As promised, House Democrats have launched an instigation into voter suppression in the southern state of Georgia.
A U.S. House committee with subpoena power is requesting documents from senior Georgia officials surrounding the alleged voter suppression claims which saw Gov. Brian Kemp beat out Democratic candidate, Stacey Abrams.
“The Committee is particularly concerned by reports that Georgians faced unprecedented challenges with registering to vote and significant barriers to casting their votes during the 2018 election, ” House Oversight and Reform Committee Chairman Elijah Cummings and U.S. Rep. Jamie Raskin stated in the letters to Gov. Brian Kemp and Secretary of State Brad Raffensperger.
According to AJC, are giving Kemp and Raffensperger until March 20 to produce communications related to the state’s practice of canceling registrations of voters who don’t participate in elections for several years.
Records show that about 1.4 million people have been removed from Georgia’s voting rolls since 2012. During the elections, many voters spoke up about being unable to vote. Eighty percent of affected Black and minority communities. Also, 214 polling places were closed while Kemp was secretary of state and in some heavily Black populated areas, voters were forced to wait in line for over four hours to vote.

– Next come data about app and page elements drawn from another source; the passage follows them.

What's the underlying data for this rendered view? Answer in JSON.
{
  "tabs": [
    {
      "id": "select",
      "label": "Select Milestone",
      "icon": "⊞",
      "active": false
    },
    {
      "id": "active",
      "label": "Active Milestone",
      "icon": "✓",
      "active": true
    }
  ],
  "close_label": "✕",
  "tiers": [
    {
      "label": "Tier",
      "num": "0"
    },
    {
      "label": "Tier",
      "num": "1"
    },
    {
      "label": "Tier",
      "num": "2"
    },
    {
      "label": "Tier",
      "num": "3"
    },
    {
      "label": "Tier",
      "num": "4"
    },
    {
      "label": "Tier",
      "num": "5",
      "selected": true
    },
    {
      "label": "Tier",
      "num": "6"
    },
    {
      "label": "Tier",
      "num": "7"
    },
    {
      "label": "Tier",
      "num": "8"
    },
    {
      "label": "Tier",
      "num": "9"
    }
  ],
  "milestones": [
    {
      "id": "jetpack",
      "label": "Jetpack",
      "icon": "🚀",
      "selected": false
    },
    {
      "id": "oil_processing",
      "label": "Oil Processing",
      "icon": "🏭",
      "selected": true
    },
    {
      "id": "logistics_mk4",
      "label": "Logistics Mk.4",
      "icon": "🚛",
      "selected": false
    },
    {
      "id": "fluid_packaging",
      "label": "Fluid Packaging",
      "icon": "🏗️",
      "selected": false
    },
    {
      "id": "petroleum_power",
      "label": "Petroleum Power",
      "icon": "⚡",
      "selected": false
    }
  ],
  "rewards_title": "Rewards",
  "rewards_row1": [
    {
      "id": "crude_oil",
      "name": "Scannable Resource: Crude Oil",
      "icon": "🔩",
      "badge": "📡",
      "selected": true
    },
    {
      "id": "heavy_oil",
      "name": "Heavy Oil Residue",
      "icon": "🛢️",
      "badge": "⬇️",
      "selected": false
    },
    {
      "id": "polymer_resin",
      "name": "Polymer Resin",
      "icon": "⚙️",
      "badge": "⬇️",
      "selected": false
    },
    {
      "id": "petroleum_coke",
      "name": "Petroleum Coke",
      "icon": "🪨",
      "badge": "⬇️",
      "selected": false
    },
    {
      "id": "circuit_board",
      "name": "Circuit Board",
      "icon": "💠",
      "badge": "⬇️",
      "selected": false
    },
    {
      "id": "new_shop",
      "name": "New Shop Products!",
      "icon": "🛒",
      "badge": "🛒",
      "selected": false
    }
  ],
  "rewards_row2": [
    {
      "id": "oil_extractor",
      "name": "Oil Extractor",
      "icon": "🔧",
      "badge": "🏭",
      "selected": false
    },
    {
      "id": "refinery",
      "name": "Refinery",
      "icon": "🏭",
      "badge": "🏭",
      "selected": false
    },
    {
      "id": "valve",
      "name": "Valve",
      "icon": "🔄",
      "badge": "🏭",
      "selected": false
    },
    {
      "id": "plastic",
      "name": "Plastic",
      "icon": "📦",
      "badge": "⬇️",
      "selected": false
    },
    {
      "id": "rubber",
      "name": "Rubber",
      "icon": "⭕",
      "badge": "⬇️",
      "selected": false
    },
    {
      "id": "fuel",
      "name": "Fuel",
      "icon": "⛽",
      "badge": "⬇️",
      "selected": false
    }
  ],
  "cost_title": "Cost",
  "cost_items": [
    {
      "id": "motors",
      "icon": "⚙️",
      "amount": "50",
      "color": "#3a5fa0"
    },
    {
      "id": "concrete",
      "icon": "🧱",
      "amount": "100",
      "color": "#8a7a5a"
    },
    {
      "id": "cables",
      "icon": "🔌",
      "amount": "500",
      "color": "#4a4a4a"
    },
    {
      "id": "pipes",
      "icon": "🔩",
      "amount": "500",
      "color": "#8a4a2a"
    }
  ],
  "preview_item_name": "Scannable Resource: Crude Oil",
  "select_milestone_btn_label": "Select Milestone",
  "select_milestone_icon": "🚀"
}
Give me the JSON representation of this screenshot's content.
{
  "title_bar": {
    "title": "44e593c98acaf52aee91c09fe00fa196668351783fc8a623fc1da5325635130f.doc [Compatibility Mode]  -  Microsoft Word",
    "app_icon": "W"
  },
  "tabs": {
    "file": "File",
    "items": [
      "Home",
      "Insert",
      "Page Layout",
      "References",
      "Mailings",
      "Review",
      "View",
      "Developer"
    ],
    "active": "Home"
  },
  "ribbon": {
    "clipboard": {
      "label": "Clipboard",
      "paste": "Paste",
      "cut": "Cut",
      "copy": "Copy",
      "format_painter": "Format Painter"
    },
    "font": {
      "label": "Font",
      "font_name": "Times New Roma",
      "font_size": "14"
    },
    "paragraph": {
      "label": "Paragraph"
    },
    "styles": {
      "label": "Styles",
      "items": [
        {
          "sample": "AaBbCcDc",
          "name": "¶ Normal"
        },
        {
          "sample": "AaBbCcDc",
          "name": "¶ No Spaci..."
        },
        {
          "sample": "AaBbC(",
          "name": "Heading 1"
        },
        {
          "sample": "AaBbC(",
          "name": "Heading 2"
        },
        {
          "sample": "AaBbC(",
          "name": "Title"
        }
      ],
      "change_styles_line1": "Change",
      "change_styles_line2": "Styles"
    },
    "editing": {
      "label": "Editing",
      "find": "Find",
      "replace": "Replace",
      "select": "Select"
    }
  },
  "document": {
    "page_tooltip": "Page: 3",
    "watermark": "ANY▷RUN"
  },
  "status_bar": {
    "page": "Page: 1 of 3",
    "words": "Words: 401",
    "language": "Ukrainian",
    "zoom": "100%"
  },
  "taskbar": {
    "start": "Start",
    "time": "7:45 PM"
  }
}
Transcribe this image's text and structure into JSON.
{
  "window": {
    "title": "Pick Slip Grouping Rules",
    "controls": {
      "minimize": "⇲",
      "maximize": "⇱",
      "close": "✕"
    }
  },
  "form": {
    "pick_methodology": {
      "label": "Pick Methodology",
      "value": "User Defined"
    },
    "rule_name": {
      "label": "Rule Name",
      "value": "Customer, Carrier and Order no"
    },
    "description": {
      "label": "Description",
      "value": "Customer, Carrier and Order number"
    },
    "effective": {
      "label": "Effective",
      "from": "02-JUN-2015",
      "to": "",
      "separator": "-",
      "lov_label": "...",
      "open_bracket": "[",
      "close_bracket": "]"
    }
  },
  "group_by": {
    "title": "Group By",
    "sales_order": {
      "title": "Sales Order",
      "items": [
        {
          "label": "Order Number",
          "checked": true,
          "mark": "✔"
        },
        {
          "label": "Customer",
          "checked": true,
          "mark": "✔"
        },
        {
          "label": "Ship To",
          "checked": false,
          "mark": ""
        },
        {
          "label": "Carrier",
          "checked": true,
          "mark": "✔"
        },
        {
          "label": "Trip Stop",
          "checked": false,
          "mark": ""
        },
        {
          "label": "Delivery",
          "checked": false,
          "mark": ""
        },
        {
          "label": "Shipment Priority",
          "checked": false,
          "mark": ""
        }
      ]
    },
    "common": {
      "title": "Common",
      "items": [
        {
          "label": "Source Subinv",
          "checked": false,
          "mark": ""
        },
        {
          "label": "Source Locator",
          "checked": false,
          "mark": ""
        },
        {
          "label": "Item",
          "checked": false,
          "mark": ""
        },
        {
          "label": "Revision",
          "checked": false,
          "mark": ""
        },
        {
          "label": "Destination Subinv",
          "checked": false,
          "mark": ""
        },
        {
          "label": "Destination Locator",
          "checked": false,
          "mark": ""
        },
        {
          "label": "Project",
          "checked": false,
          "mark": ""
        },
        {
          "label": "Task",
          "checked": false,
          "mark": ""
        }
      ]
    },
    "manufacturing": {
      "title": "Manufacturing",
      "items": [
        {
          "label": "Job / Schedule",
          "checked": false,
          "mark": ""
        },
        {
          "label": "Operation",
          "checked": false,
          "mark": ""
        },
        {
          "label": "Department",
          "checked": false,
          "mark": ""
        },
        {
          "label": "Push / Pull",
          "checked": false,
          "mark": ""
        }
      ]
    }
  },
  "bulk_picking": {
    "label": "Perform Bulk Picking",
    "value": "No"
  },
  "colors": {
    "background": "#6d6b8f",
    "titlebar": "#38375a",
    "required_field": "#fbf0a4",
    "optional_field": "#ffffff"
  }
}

The investigation looks set to be one of the most in-depth probes into voter suppression Georgia has ever faced.
“We have to have national attention on this national emergency, a real national emergency, which is voter suppression in the United States," Abrams said on CNN's 'New Day,' last month.
“The threat to democracy in our country is real.”